**Instructions to follow:** Could you show all lines in the entries below that contain the string "data"?

Records supplied below:

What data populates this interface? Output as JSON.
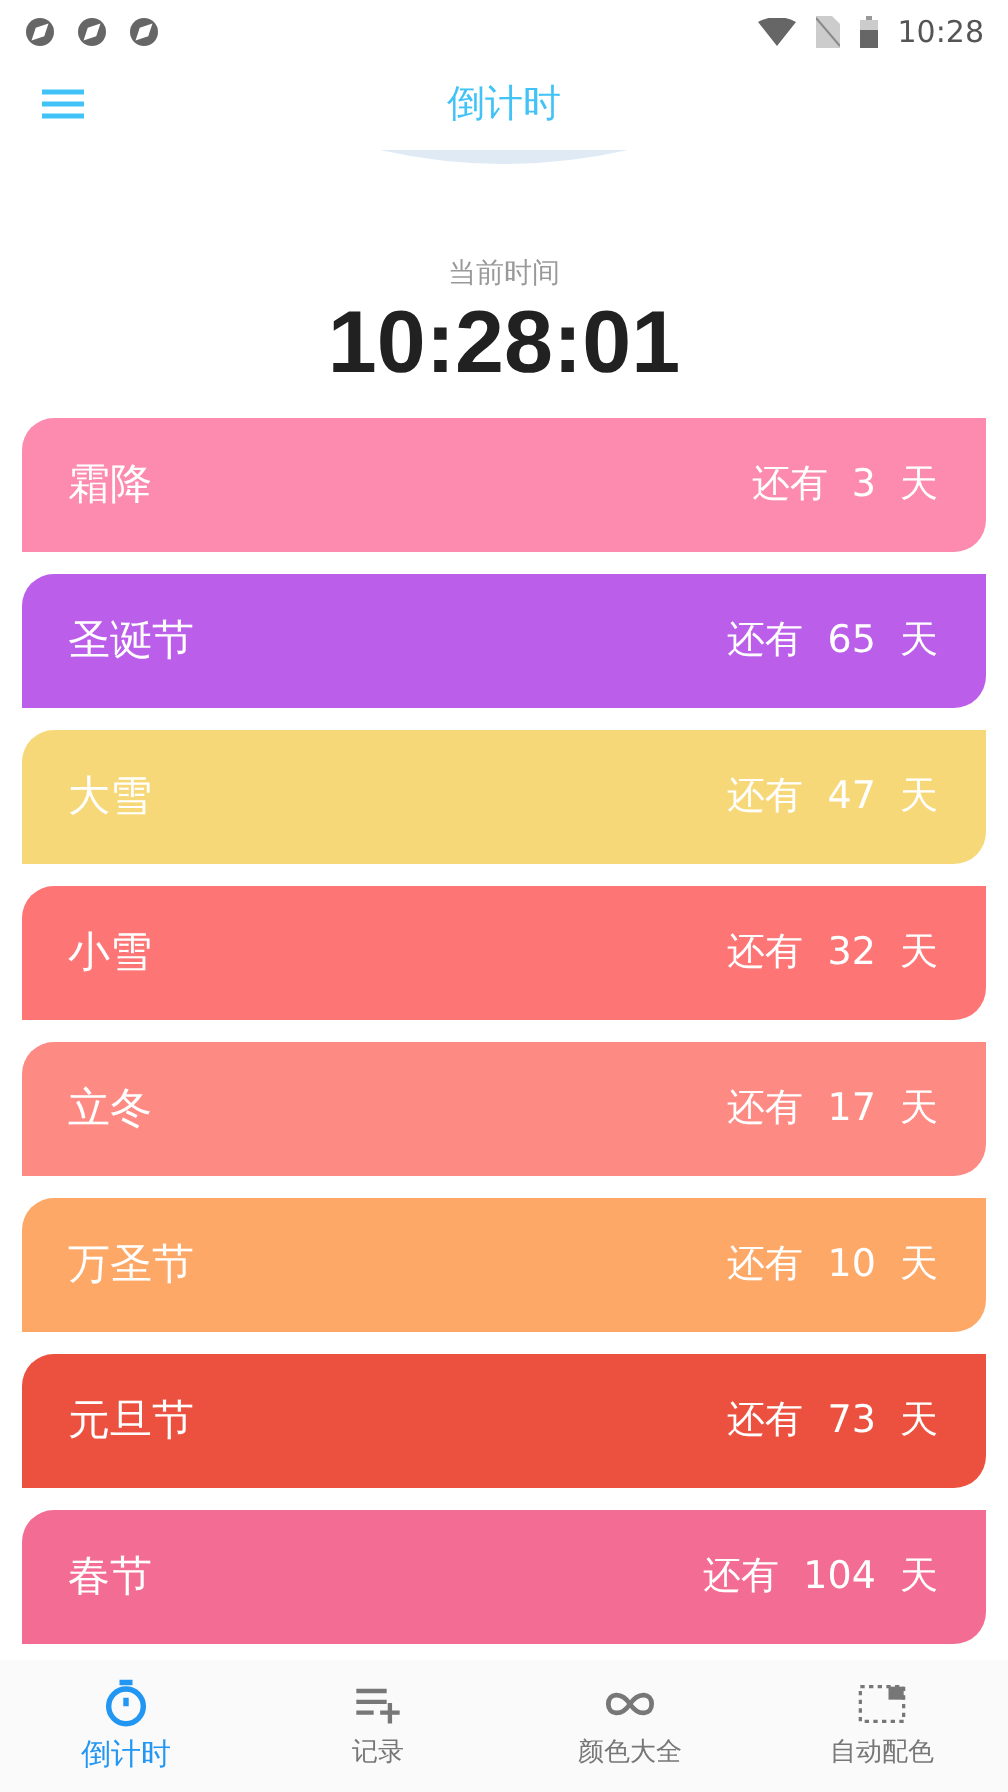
{
  "status_bar": {
    "time": "10:28"
  },
  "header": {
    "title": "倒计时"
  },
  "clock": {
    "label": "当前时间",
    "time": "10:28:01"
  },
  "events": [
    {
      "name": "霜降",
      "countdown": "还有  3  天",
      "color": "#fd8bb0"
    },
    {
      "name": "圣诞节",
      "countdown": "还有  65  天",
      "color": "#bb5ee9"
    },
    {
      "name": "大雪",
      "countdown": "还有  47  天",
      "color": "#f7d878"
    },
    {
      "name": "小雪",
      "countdown": "还有  32  天",
      "color": "#fd7575"
    },
    {
      "name": "立冬",
      "countdown": "还有  17  天",
      "color": "#fe8a84"
    },
    {
      "name": "万圣节",
      "countdown": "还有  10  天",
      "color": "#fea868"
    },
    {
      "name": "元旦节",
      "countdown": "还有  73  天",
      "color": "#ec503e"
    },
    {
      "name": "春节",
      "countdown": "还有  104  天",
      "color": "#f36c93"
    }
  ],
  "bottom_nav": [
    {
      "label": "倒计时",
      "kind": "timer",
      "selected": true
    },
    {
      "label": "记录",
      "kind": "record",
      "selected": false
    },
    {
      "label": "颜色大全",
      "kind": "colors",
      "selected": false
    },
    {
      "label": "自动配色",
      "kind": "auto",
      "selected": false
    }
  ]
}
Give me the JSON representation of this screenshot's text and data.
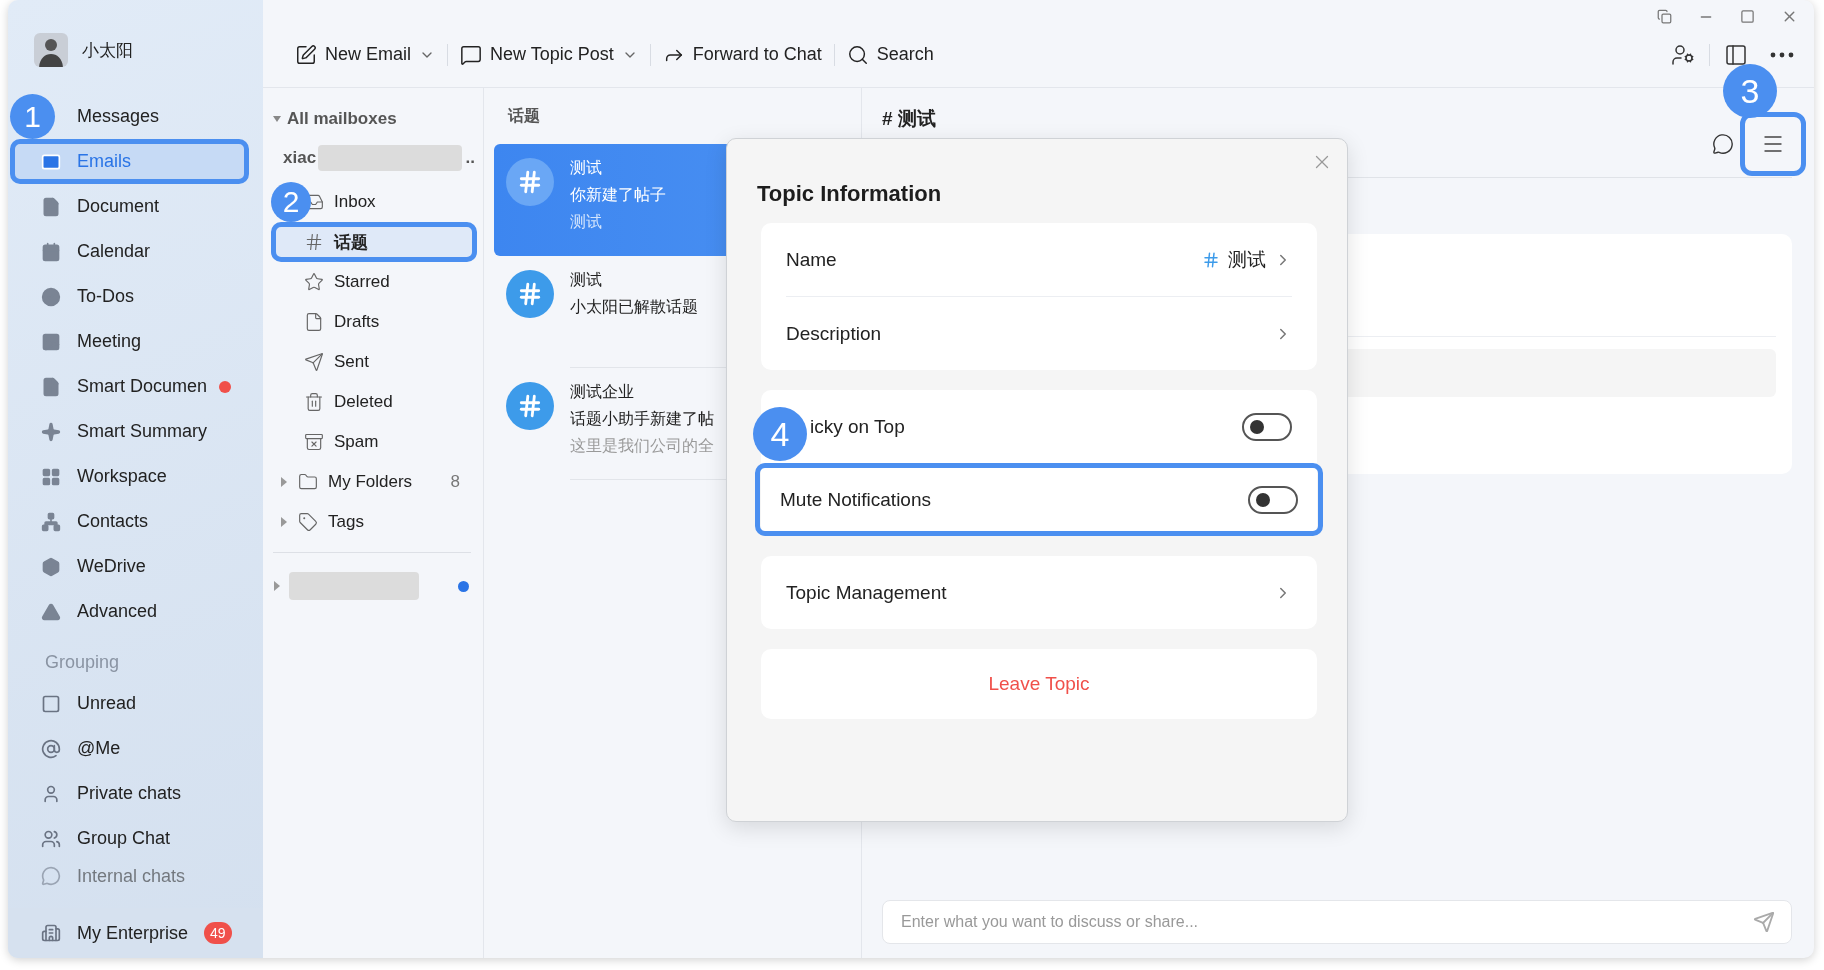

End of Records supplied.

**Answer below:**
What data populates this interface? Output as JSON.
Give me the JSON representation of this screenshot's text and data.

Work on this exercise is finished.